As you consider addressing estate planning with your organization’s donors, keep in mind that estate planning is also not a do-it-yourself undertaking. Critical decisions will need to be addressed by the donor which will often require input from a professional estate planner. Helping your donors begin to understand estate planning can start with a simple definition:
“Estate planning is the process of thoughtfully providing for the efficient transfer of one’s assets to their heirs and charitable interests in full accordance with their wishes.”
Once crafted, the well thought out and constructed estate plan, in addition to how one’s estate will be distributed, affirms what kind of legacy an individual will leave behind and the impact it will have on future generations.
Estate planning is not just for the rich or older people. Everyone should be engaged in this important undertaking. It can certainly begin by writing a will, but estate planning can also involve:
- changing beneficiaries of life insurance policies and retirement accounts
- selecting guardians for minor children
- providing lifetime giving for oneself or others
- minimizing taxes and other estate settlement costs
- much more
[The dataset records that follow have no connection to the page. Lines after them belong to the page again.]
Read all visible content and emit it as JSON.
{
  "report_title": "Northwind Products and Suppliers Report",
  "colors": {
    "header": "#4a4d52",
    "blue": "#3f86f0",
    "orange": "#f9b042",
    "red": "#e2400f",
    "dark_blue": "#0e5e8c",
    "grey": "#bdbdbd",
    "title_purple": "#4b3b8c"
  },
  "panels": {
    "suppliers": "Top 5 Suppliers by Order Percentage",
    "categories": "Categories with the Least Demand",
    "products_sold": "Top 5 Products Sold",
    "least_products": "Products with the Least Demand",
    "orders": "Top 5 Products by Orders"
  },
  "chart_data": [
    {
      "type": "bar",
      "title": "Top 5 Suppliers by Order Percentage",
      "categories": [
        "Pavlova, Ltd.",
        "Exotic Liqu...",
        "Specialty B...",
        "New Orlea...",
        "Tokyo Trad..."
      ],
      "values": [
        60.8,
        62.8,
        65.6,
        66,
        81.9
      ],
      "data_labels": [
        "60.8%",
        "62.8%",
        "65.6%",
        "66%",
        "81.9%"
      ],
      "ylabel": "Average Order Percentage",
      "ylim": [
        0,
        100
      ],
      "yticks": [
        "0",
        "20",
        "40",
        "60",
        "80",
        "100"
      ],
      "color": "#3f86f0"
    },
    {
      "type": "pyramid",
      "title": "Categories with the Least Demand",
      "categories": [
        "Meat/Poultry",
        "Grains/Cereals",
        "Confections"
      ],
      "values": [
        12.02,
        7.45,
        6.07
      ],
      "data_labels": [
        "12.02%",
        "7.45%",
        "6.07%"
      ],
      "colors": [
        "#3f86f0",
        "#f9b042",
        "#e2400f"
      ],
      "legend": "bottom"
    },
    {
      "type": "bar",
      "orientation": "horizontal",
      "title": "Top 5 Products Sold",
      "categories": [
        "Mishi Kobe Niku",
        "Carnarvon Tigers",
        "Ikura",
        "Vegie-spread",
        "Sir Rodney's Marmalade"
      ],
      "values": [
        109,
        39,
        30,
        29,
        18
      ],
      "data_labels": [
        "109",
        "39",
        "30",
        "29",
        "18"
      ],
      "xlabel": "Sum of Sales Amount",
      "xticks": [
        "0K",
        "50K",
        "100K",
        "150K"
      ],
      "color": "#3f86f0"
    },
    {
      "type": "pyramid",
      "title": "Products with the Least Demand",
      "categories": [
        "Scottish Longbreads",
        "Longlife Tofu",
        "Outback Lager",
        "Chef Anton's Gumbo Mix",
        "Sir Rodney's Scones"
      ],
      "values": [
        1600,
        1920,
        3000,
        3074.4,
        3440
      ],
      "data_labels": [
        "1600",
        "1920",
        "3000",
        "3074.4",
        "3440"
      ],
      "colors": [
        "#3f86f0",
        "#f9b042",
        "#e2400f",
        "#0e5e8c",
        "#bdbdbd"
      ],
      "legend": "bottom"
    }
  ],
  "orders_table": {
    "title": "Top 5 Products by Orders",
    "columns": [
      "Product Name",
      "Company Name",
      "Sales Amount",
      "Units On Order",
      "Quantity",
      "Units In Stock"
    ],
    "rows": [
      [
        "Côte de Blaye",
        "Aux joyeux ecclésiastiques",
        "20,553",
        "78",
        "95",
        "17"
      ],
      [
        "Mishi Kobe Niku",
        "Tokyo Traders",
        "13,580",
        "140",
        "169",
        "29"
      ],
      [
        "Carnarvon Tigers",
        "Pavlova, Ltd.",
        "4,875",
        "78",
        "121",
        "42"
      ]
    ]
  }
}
As stated earlier, “One size does not fit all,” and this truly needs to be addressed with your donors. There are likely going to be many complex issues to be identified and discussed. You can be most helpful by suggesting they give special attention to:
- taking a complete inventory of their personal property and assigning realistic values to the assets
- making a list of their intended beneficiaries and noting any characteristics that may determine the method and circumstances according to which certain assets are assigned
- making certain the spouse is “in the loop” with regard to plans; such coordination can lead to additional savings for the estate, and it can make great sense for one’s plans to be shared with as many family members as possible
- and importantly — providing complete information to their estate planner to ensure that one’s final wishes are accurately and ultimately fulfilled
Lastly, it is important to keep in mind that stewardship and estate planning go hand in hand. Good stewardship is a lifestyle and a process, not just isolated actions or individual events. The successful Planned Giving officer understands this and will strive to assist donors towards making thoughtful decisions about their estate, decisions that can create a lasting legacy of caring and compassion.
Are you interested in learning more about Estate Planning? JB+A can help you and your organization promote Planned Giving to your constituents. Contact John F. Marshall at email@example.com or call 816-237-1999.